Juliette Sterkens, an audiologist and one of the world’s foremost looping advocates, provides more information on the Loop Wisconsin site about how looping systems work with telecoils in hearing aids and sound processors. And it was thanks to the expertise of the amazing Ms. Sterkens, the equally-amazing Richard McKinley, whose company, Contacta, installs looping systems around the continent, and strong lobbying from the local hearing loss community, that the Lied Center has joined the ranks of fully accessible theatrical venues.
For my presentation, the crew installed a separate, temporary loop on the stage, so that as a performer with hearing loss, I could switch to telecoil and hear my own voice clearly. Musicians use a different system to get the same result, which is to hear themselves over the loud noise of the other musicians and a screaming crowd. If you can’t hear yourself, you won’t say the words or sing the way you’re supposed to.
There was no screaming crowd or background noise the night I presented, just me alone on the stage, talking. Somebody coughed a couple of times, I think. But it was full-on access: in addition to the loop system, there was an English-ASL interpreter and real-time captioning (CART) provided remotely by a captioner, who apparently wasn’t in Kansas anymore. Isn’t technology simply magically mind-blowing? The only reason for an audience member not be engaged, to fall asleep, was if I bored them unconsciousness.
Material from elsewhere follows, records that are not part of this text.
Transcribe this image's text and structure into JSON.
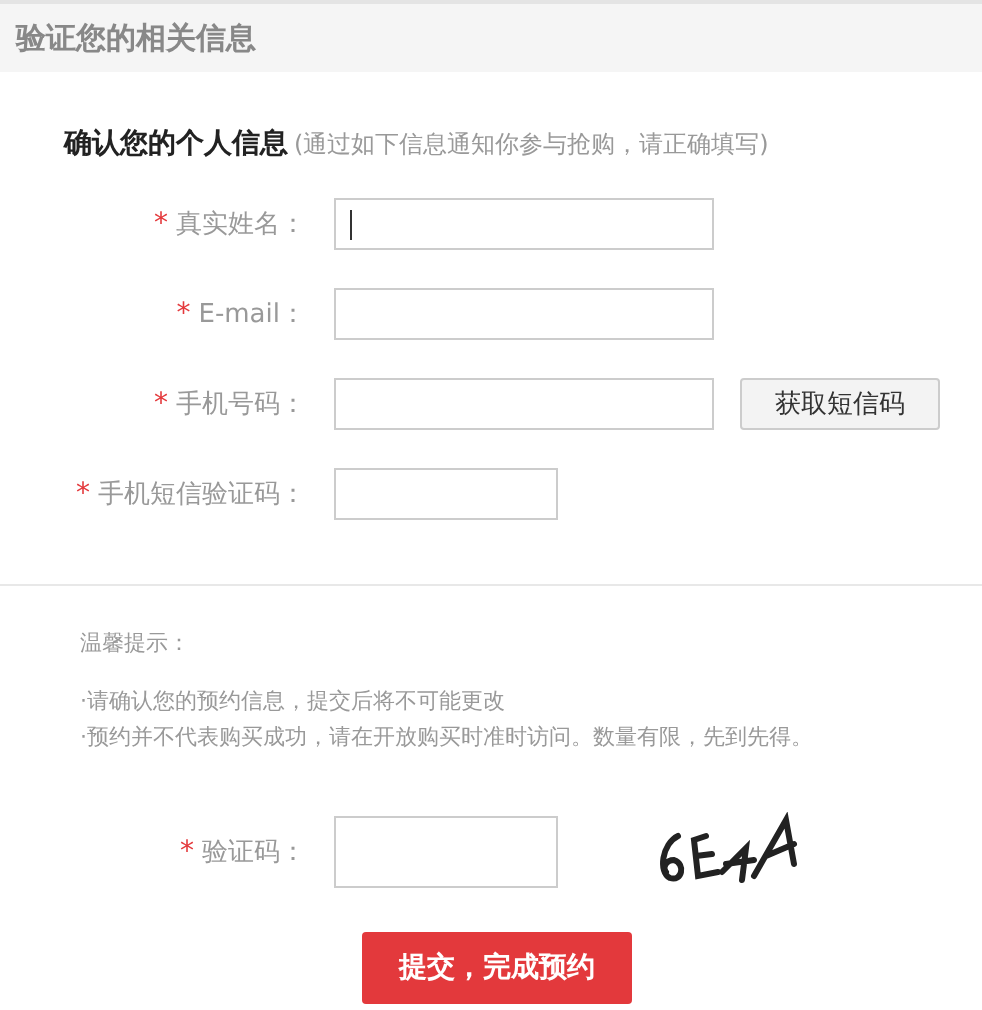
{
  "header": {
    "title": "验证您的相关信息"
  },
  "section": {
    "title": "确认您的个人信息",
    "hint": "(通过如下信息通知你参与抢购，请正确填写)"
  },
  "fields": [
    {
      "label": "真实姓名：",
      "kind": "wide",
      "focused": true
    },
    {
      "label": "E-mail：",
      "kind": "wide",
      "focused": false
    },
    {
      "label": "手机号码：",
      "kind": "wide",
      "focused": false,
      "button": "获取短信码"
    },
    {
      "label": "手机短信验证码：",
      "kind": "narrow",
      "focused": false
    }
  ],
  "required_mark": "*",
  "tips": {
    "title": "温馨提示：",
    "lines": [
      "·请确认您的预约信息，提交后将不可能更改",
      "·预约并不代表购买成功，请在开放购买时准时访问。数量有限，先到先得。"
    ]
  },
  "captcha": {
    "label": "验证码："
  },
  "submit": "提交，完成预约"
}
A few days ago, in my home community of Sidney, British Columbia, I attended a town hall by our Member of Parliament, Elizabeth May, the only elected representative of Canada’s Green Party, which is committed to a better environment and social justice but is just a bit behind on accessibility. I had called ahead and asked if captioning was provided. A moment of silence, and then, “I’ll transfer you to Daniel.”
Daniel advised that captioning hadn’t been planned, but rather than launch into my usual speech about why it should be, I said, “OK, I have a transmitter device that Elizabeth May can wear, which will bring her voice right into my ear.” Heading off another silence, I added, “It’s not a recording device; just something that means the difference of my attending the town all or not.”
Elizabeth was pleased to wear my GNResound MiniMic2 transmitter, which has an 82-foot reach on Bluetooth wireless technology and which brought Ms. May’s voice directly into my hearing aid (via my cellphone acting as a streamer) and my sound processor (via my CI remote control). That night, I saw a many hearing aids at the Town Hall, and I knew that the amplification system wasn’t enough for some of them to hear well, and they bluffed their way through the event without making their needs known. This makes me crazy.
I made a point, at the Q & A, to ask how things were going at the Federal level regarding Canada’s Accessibility for People with Disabilities Act, which would make access mandatory in meetings such as this for people with hearing loss. In her answer about how things were moving along, Ms. May also said that no one had ever asked her for accommodation for their hearing loss – this was the first time she had over worn a transmitter.
This is shocking but not surprising to me – so many people still don’t realize that they have a right to ask for accommodation. Some people don’t want to be a bother, but countless others simply don’t know about the simple magic of telecoils and looping.
If you have hearing aids that don’t have telecoils – ask your audiologist about it. If you’re told, “Oh that’s old technology”, just say, “Well, it’s new to me and Gael Hannan said to tell you that I should have it!”
Loop image: criticalthinkers.com (now defunct)